● **What to work on**: Where a line in the material below has the string "werden", please report it.

-- Records follows --

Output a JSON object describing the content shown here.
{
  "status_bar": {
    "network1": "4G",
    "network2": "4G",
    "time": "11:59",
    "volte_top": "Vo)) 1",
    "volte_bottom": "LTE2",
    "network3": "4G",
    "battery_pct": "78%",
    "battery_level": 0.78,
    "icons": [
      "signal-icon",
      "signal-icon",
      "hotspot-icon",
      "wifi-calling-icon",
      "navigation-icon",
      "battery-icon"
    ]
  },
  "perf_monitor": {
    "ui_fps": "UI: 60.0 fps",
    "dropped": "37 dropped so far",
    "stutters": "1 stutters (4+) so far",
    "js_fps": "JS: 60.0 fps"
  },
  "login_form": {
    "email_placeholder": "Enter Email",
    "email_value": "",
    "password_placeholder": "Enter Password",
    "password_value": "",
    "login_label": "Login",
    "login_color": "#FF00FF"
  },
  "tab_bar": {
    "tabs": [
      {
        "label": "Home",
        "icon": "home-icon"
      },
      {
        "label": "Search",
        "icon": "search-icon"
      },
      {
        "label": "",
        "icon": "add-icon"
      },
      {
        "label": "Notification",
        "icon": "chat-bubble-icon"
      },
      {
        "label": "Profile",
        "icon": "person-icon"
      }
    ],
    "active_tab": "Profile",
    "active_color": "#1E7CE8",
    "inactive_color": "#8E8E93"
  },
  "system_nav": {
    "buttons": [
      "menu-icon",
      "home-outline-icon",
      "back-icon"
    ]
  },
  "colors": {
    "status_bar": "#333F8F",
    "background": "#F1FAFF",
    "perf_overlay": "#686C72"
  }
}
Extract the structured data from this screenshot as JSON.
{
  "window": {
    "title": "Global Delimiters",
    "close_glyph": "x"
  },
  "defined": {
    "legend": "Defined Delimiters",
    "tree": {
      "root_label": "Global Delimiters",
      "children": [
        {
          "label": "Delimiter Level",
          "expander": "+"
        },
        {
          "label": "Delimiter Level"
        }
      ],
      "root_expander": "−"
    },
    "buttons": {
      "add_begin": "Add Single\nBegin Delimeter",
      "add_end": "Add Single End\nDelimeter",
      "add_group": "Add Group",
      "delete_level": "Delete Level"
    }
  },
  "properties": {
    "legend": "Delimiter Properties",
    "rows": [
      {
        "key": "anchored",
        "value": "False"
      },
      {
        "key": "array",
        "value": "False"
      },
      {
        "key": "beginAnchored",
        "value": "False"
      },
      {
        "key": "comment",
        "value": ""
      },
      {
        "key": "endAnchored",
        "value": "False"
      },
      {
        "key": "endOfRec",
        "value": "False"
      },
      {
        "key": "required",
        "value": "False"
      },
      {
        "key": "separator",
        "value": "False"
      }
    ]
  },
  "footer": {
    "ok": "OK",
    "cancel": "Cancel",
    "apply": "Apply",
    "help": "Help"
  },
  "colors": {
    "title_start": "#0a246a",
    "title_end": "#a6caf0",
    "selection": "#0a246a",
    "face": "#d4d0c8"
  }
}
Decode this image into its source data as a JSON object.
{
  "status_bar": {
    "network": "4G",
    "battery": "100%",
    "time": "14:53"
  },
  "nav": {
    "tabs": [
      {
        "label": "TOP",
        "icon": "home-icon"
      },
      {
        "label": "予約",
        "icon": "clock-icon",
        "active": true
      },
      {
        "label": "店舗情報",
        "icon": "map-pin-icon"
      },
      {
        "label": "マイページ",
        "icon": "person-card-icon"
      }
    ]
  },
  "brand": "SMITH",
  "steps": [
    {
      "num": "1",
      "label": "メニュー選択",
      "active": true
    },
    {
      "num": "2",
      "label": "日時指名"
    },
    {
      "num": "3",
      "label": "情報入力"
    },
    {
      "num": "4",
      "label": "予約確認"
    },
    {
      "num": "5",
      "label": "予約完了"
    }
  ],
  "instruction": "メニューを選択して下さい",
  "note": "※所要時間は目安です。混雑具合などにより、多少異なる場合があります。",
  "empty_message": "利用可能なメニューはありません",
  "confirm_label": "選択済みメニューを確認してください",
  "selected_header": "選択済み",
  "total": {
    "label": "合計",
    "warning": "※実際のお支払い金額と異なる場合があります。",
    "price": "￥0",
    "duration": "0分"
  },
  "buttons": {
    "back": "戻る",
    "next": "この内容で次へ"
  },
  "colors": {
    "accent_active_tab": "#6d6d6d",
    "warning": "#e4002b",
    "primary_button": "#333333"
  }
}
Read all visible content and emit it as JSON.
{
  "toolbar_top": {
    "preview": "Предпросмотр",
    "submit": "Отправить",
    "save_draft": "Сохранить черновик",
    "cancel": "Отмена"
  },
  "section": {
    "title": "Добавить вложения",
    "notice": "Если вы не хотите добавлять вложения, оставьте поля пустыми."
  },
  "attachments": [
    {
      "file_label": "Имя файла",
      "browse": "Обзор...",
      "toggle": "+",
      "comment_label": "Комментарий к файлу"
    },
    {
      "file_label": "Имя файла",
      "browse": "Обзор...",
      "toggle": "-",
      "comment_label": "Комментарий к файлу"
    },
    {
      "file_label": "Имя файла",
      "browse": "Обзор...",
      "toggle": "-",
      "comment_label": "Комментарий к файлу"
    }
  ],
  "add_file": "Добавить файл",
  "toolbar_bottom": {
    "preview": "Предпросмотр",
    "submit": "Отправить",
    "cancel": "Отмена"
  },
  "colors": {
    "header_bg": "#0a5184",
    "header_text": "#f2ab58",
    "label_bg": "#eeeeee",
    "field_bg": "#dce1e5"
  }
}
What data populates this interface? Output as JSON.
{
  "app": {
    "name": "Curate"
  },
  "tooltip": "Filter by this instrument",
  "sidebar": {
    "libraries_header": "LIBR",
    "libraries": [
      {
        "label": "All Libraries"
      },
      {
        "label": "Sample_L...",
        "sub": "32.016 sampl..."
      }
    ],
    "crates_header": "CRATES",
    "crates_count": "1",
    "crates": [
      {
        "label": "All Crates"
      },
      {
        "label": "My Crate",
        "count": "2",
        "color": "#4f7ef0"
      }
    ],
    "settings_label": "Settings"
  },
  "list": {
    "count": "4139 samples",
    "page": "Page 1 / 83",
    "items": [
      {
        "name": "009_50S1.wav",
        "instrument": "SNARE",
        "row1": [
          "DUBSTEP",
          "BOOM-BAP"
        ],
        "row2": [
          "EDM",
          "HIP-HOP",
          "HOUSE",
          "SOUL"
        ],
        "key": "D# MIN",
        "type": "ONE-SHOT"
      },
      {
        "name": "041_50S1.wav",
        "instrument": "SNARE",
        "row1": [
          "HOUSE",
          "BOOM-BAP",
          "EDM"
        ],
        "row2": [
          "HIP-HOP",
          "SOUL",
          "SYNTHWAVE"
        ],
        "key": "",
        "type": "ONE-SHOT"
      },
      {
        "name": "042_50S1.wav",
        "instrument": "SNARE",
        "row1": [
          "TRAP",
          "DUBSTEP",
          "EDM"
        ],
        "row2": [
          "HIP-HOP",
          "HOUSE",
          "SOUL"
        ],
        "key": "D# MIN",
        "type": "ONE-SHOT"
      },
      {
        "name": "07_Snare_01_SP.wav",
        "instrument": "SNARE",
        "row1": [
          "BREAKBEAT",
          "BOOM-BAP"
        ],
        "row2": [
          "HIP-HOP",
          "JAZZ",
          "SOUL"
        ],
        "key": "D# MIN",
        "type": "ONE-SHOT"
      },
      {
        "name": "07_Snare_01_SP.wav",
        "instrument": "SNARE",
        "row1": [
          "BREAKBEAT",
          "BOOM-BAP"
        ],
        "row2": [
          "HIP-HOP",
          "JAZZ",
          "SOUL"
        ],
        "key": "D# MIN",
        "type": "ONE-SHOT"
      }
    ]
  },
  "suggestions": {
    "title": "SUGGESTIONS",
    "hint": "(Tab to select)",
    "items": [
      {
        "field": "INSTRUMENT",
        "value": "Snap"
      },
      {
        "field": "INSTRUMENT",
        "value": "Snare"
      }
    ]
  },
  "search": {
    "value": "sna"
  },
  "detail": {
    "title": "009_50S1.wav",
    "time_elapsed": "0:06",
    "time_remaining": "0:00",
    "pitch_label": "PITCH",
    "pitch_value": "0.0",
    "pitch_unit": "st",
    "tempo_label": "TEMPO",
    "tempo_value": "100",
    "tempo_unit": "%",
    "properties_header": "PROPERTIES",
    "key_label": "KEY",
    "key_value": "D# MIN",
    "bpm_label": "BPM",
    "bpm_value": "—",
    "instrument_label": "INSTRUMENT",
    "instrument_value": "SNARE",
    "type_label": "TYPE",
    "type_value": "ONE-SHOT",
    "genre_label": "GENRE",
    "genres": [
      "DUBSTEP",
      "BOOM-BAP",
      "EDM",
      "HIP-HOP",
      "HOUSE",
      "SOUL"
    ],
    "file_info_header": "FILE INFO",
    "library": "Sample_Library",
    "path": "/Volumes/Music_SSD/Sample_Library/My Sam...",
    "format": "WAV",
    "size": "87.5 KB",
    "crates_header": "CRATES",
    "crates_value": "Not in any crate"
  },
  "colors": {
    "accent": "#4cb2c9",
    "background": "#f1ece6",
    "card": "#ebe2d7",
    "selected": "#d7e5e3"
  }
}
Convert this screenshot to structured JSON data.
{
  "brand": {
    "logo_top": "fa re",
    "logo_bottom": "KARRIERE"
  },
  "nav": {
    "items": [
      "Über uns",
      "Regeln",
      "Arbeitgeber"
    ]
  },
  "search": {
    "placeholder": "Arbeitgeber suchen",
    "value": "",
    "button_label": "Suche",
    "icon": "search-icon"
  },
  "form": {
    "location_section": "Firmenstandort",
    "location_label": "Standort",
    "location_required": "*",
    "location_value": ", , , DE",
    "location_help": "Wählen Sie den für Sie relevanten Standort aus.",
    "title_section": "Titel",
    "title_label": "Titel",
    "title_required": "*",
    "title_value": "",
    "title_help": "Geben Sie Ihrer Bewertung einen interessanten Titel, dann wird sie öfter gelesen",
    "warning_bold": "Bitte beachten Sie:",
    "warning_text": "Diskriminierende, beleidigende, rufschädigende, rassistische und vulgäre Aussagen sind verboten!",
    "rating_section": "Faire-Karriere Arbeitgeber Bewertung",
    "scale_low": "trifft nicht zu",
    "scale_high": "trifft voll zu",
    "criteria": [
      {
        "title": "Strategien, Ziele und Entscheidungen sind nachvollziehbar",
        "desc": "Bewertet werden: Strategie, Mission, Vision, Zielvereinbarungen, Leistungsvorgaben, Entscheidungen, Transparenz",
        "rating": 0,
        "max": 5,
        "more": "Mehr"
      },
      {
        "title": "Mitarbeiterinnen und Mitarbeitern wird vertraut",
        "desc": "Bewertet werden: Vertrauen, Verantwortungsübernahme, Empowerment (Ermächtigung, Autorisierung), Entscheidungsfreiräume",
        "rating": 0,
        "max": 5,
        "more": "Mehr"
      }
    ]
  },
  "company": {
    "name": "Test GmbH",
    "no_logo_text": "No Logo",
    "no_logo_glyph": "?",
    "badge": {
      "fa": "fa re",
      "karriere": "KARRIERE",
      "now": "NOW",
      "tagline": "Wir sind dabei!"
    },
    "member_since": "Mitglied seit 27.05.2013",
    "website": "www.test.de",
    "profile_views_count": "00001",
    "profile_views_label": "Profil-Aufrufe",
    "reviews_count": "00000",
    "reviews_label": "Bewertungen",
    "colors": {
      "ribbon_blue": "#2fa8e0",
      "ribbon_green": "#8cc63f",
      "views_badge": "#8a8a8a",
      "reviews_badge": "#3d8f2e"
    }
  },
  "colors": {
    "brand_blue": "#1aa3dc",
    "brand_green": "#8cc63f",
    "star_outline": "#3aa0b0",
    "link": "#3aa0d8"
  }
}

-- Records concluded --

● **Problem solution**:
        "desc": "Bewertet werden: Strategie, Mission, Vision, Zielvereinbarungen, Leistungsvorgaben, Entscheidungen, Transparenz",
        "desc": "Bewertet werden: Vertrauen, Verantwortungsübernahme, Empowerment (Ermächtigung, Autorisierung), Entscheidungsfreiräume",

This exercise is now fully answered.